WHAT YOU SHOULD DO:
The answer must be one number: how many lines below contain the word "Annual".

---------- AVAILABLE DATA

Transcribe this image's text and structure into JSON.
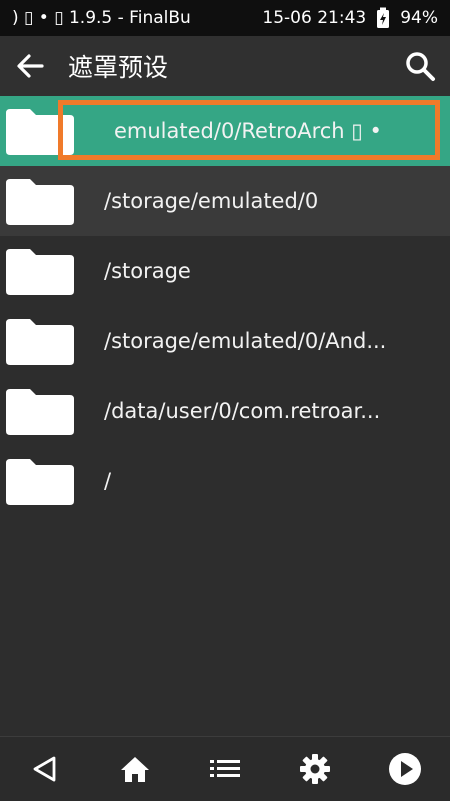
{
  "status_bar": {
    "left_text": ") ▯ • ▯ 1.9.5 - FinalBu",
    "datetime": "15-06 21:43",
    "battery": "94%"
  },
  "app_bar": {
    "title": "遮罩预设",
    "back_icon": "arrow-left-icon",
    "search_icon": "search-icon"
  },
  "list": {
    "items": [
      {
        "label": "emulated/0/RetroArch ▯ •",
        "icon": "folder-icon",
        "selected": true
      },
      {
        "label": "/storage/emulated/0",
        "icon": "folder-icon"
      },
      {
        "label": "/storage",
        "icon": "folder-icon"
      },
      {
        "label": "/storage/emulated/0/And...",
        "icon": "folder-icon"
      },
      {
        "label": "/data/user/0/com.retroar...",
        "icon": "folder-icon"
      },
      {
        "label": "/",
        "icon": "folder-icon"
      }
    ]
  },
  "bottom_nav": {
    "icons": [
      "back-triangle-icon",
      "home-icon",
      "list-icon",
      "gear-icon",
      "play-icon"
    ]
  },
  "colors": {
    "accent": "#35a685",
    "focus_outline": "#f07a2a",
    "background": "#2d2d2d"
  }
}
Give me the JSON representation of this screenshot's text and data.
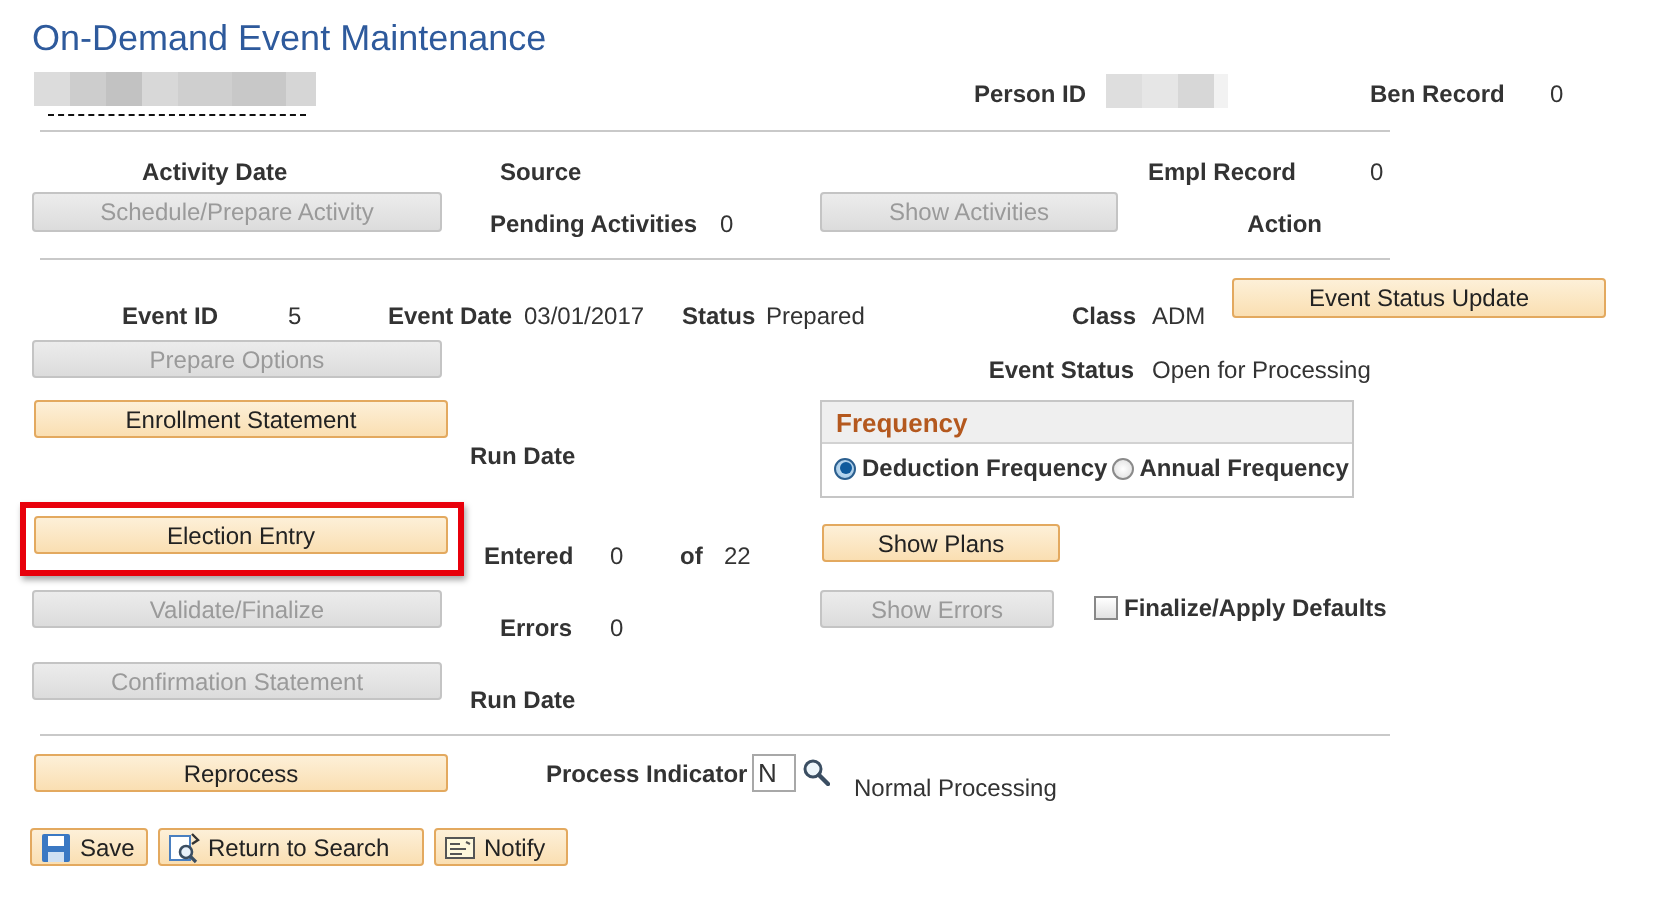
{
  "title": "On-Demand Event Maintenance",
  "header": {
    "person_id_label": "Person ID",
    "ben_record_label": "Ben Record",
    "ben_record": "0"
  },
  "activity": {
    "activity_date_label": "Activity Date",
    "source_label": "Source",
    "empl_record_label": "Empl Record",
    "empl_record": "0",
    "schedule_button": {
      "label": "Schedule/Prepare Activity",
      "disabled": true
    },
    "pending_label": "Pending Activities",
    "pending": "0",
    "show_activities_button": {
      "label": "Show Activities",
      "disabled": true
    },
    "action_label": "Action"
  },
  "event": {
    "status_update_button": {
      "label": "Event Status Update",
      "disabled": false
    },
    "event_id_label": "Event ID",
    "event_id": "5",
    "event_date_label": "Event Date",
    "event_date": "03/01/2017",
    "status_label": "Status",
    "status": "Prepared",
    "class_label": "Class",
    "class": "ADM",
    "prepare_options_button": {
      "label": "Prepare Options",
      "disabled": true
    },
    "event_status_label": "Event Status",
    "event_status": "Open for Processing",
    "enrollment_button": {
      "label": "Enrollment Statement",
      "disabled": false
    },
    "enrollment_run_date_label": "Run Date",
    "frequency": {
      "title": "Frequency",
      "options": [
        {
          "label": "Deduction Frequency",
          "selected": true
        },
        {
          "label": "Annual Frequency",
          "selected": false
        }
      ]
    },
    "election_button": {
      "label": "Election Entry",
      "disabled": false,
      "highlighted": true
    },
    "entered_label": "Entered",
    "entered": "0",
    "of_label": "of",
    "total": "22",
    "show_plans_button": {
      "label": "Show Plans",
      "disabled": false
    },
    "validate_button": {
      "label": "Validate/Finalize",
      "disabled": true
    },
    "errors_label": "Errors",
    "errors": "0",
    "show_errors_button": {
      "label": "Show Errors",
      "disabled": true
    },
    "finalize_checkbox": {
      "label": "Finalize/Apply Defaults",
      "checked": false
    },
    "confirmation_button": {
      "label": "Confirmation Statement",
      "disabled": true
    },
    "confirmation_run_date_label": "Run Date",
    "reprocess_button": {
      "label": "Reprocess",
      "disabled": false
    },
    "process_indicator_label": "Process Indicator",
    "process_indicator": "N",
    "process_description": "Normal Processing"
  },
  "toolbar": [
    {
      "kind": "save",
      "label": "Save"
    },
    {
      "kind": "return",
      "label": "Return to Search"
    },
    {
      "kind": "notify",
      "label": "Notify"
    }
  ]
}
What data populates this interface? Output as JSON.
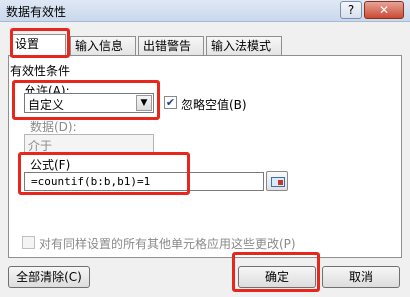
{
  "window": {
    "title": "数据有效性",
    "help_label": "?",
    "close_label": "✕"
  },
  "tabs": [
    {
      "label": "设置",
      "active": true
    },
    {
      "label": "输入信息",
      "active": false
    },
    {
      "label": "出错警告",
      "active": false
    },
    {
      "label": "输入法模式",
      "active": false
    }
  ],
  "settings": {
    "group_title": "有效性条件",
    "allow_label": "允许(A):",
    "allow_value": "自定义",
    "ignore_blank_label": "忽略空值(B)",
    "ignore_blank_checked": true,
    "data_label": "数据(D):",
    "data_value": "介于",
    "formula_label": "公式(F)",
    "formula_value": "=countif(b:b,b1)=1",
    "apply_all_label": "对有同样设置的所有其他单元格应用这些更改(P)",
    "apply_all_checked": false
  },
  "buttons": {
    "clear_all": "全部清除(C)",
    "ok": "确定",
    "cancel": "取消"
  },
  "colors": {
    "highlight": "#e8271c"
  }
}
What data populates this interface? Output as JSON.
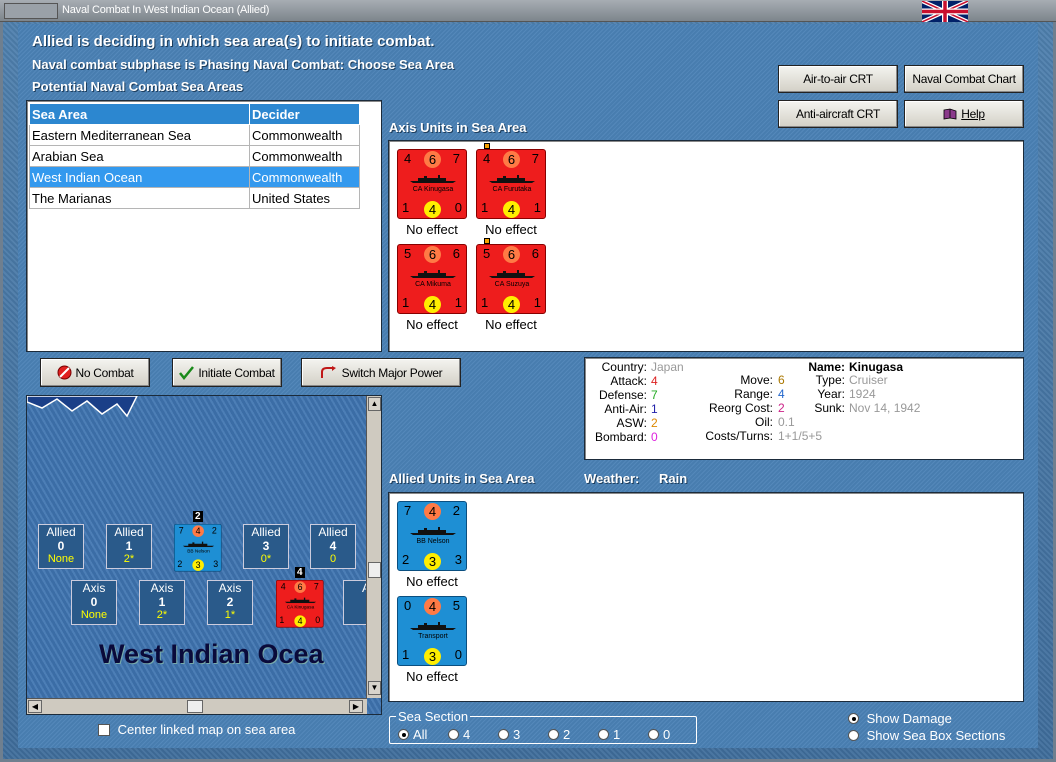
{
  "window": {
    "title": "Naval Combat In West Indian Ocean (Allied)"
  },
  "header": {
    "line1": "Allied is deciding in which sea area(s) to initiate combat.",
    "line2": "Naval combat subphase is Phasing Naval Combat: Choose Sea Area",
    "line3": "Potential Naval Combat Sea Areas"
  },
  "buttons": {
    "air_to_air": "Air-to-air CRT",
    "naval_chart": "Naval Combat Chart",
    "anti_aircraft": "Anti-aircraft CRT",
    "help": "Help",
    "no_combat": "No Combat",
    "initiate": "Initiate Combat",
    "switch": "Switch Major Power"
  },
  "sea_table": {
    "headers": [
      "Sea Area",
      "Decider"
    ],
    "rows": [
      [
        "Eastern Mediterranean Sea",
        "Commonwealth"
      ],
      [
        "Arabian Sea",
        "Commonwealth"
      ],
      [
        "West Indian Ocean",
        "Commonwealth"
      ],
      [
        "The Marianas",
        "United States"
      ]
    ],
    "selected": 2
  },
  "axis_section": {
    "title": "Axis Units in Sea Area"
  },
  "axis_units": [
    {
      "tl": "4",
      "tc": "6",
      "tr": "7",
      "name": "CA Kinugasa",
      "bl": "1",
      "bc": "4",
      "br": "0",
      "status": "No effect"
    },
    {
      "tl": "4",
      "tc": "6",
      "tr": "7",
      "name": "CA Furutaka",
      "bl": "1",
      "bc": "4",
      "br": "1",
      "status": "No effect"
    },
    {
      "tl": "5",
      "tc": "6",
      "tr": "6",
      "name": "CA Mikuma",
      "bl": "1",
      "bc": "4",
      "br": "1",
      "status": "No effect"
    },
    {
      "tl": "5",
      "tc": "6",
      "tr": "6",
      "name": "CA Suzuya",
      "bl": "1",
      "bc": "4",
      "br": "1",
      "status": "No effect"
    }
  ],
  "details": {
    "country_l": "Country:",
    "country": "Japan",
    "attack_l": "Attack:",
    "attack": "4",
    "defense_l": "Defense:",
    "defense": "7",
    "aa_l": "Anti-Air:",
    "aa": "1",
    "asw_l": "ASW:",
    "asw": "2",
    "bomb_l": "Bombard:",
    "bomb": "0",
    "move_l": "Move:",
    "move": "6",
    "range_l": "Range:",
    "range": "4",
    "reorg_l": "Reorg Cost:",
    "reorg": "2",
    "oil_l": "Oil:",
    "oil": "0.1",
    "costs_l": "Costs/Turns:",
    "costs": "1+1/5+5",
    "name_l": "Name:",
    "name": "Kinugasa",
    "type_l": "Type:",
    "type": "Cruiser",
    "year_l": "Year:",
    "year": "1924",
    "sunk_l": "Sunk:",
    "sunk": "Nov 14, 1942"
  },
  "allied_section": {
    "title": "Allied Units in Sea Area",
    "weather_label": "Weather:",
    "weather": "Rain"
  },
  "allied_units": [
    {
      "tl": "7",
      "tc": "4",
      "tr": "2",
      "name": "BB Nelson",
      "bl": "2",
      "bc": "3",
      "br": "3",
      "status": "No effect"
    },
    {
      "tl": "0",
      "tc": "4",
      "tr": "5",
      "name": "Transport",
      "bl": "1",
      "bc": "3",
      "br": "0",
      "status": "No effect"
    }
  ],
  "map": {
    "sea_name": "West Indian Ocea",
    "allied_boxes": [
      {
        "title": "Allied",
        "num": "0",
        "sub": "None"
      },
      {
        "title": "Allied",
        "num": "1",
        "sub": "2*"
      },
      {
        "title": "Allied",
        "num": "3",
        "sub": "0*"
      },
      {
        "title": "Allied",
        "num": "4",
        "sub": "0"
      }
    ],
    "axis_boxes": [
      {
        "title": "Axis",
        "num": "0",
        "sub": "None"
      },
      {
        "title": "Axis",
        "num": "1",
        "sub": "2*"
      },
      {
        "title": "Axis",
        "num": "2",
        "sub": "1*"
      },
      {
        "title": "A",
        "num": "",
        "sub": ""
      }
    ],
    "stack_nelson": "2",
    "stack_kinugasa": "4",
    "mini_nelson": {
      "tl": "7",
      "tc": "4",
      "tr": "2",
      "name": "BB Nelson",
      "bl": "2",
      "bc": "3",
      "br": "3"
    },
    "mini_kinugasa": {
      "tl": "4",
      "tc": "6",
      "tr": "7",
      "name": "CA Kinugasa",
      "bl": "1",
      "bc": "4",
      "br": "0"
    }
  },
  "center_linked": "Center linked map on sea area",
  "sea_section": {
    "title": "Sea Section",
    "options": [
      "All",
      "4",
      "3",
      "2",
      "1",
      "0"
    ]
  },
  "show_damage": "Show Damage",
  "show_sea_box": "Show Sea Box Sections",
  "colors": {
    "axis_red": "#ee1d1d",
    "allied_blue": "#1e8fd4",
    "attack": "#dd2222",
    "defense": "#22aa22",
    "move": "#aa7700"
  }
}
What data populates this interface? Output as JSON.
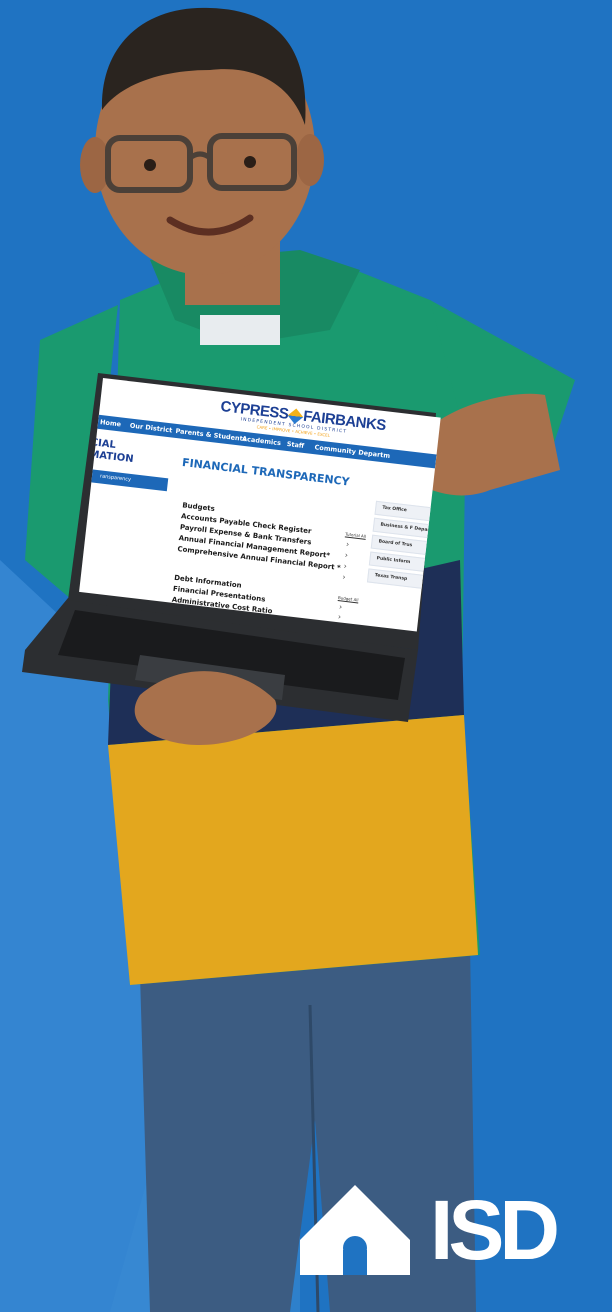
{
  "colors": {
    "background": "#1f73c2",
    "background_light": "#3a8ad4",
    "shirt_green": "#1a9a6f",
    "shirt_navy": "#1e2f57",
    "shirt_yellow": "#e3a71e",
    "jeans": "#3c5c82",
    "skin": "#a8714c",
    "hair": "#2a241f",
    "brand_blue": "#1c3f94",
    "brand_gold": "#f3b21b"
  },
  "laptop_screen": {
    "logo": {
      "left": "CYPRESS",
      "right": "FAIRBANKS",
      "subtitle": "INDEPENDENT SCHOOL DISTRICT",
      "tagline": "CARE • IMPROVE • ACHIEVE • EXCEL"
    },
    "nav": [
      "Home",
      "Our District",
      "Parents & Students",
      "Academics",
      "Staff",
      "Community",
      "Departm"
    ],
    "sidebar": {
      "title_line1": "CIAL",
      "title_line2": "MATION",
      "active_item": "ransparency"
    },
    "page_title": "FINANCIAL TRANSPARENCY",
    "section1": {
      "heading": "Budgets",
      "items": [
        "Accounts Payable Check Register",
        "Payroll Expense & Bank Transfers",
        "Annual Financial Management Report*",
        "Comprehensive Annual Financial Report *"
      ],
      "link": "Tutorial All"
    },
    "section2": {
      "items": [
        "Debt Information",
        "Financial Presentations",
        "Administrative Cost Ratio"
      ],
      "link": "Budget All"
    },
    "right_panel": [
      "Tax Office",
      "Business & F Departments",
      "Board of Trus",
      "Public Inform",
      "Texas Transp"
    ]
  },
  "brand": {
    "letters": "ISD"
  }
}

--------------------

YOUR SOLUTION:
3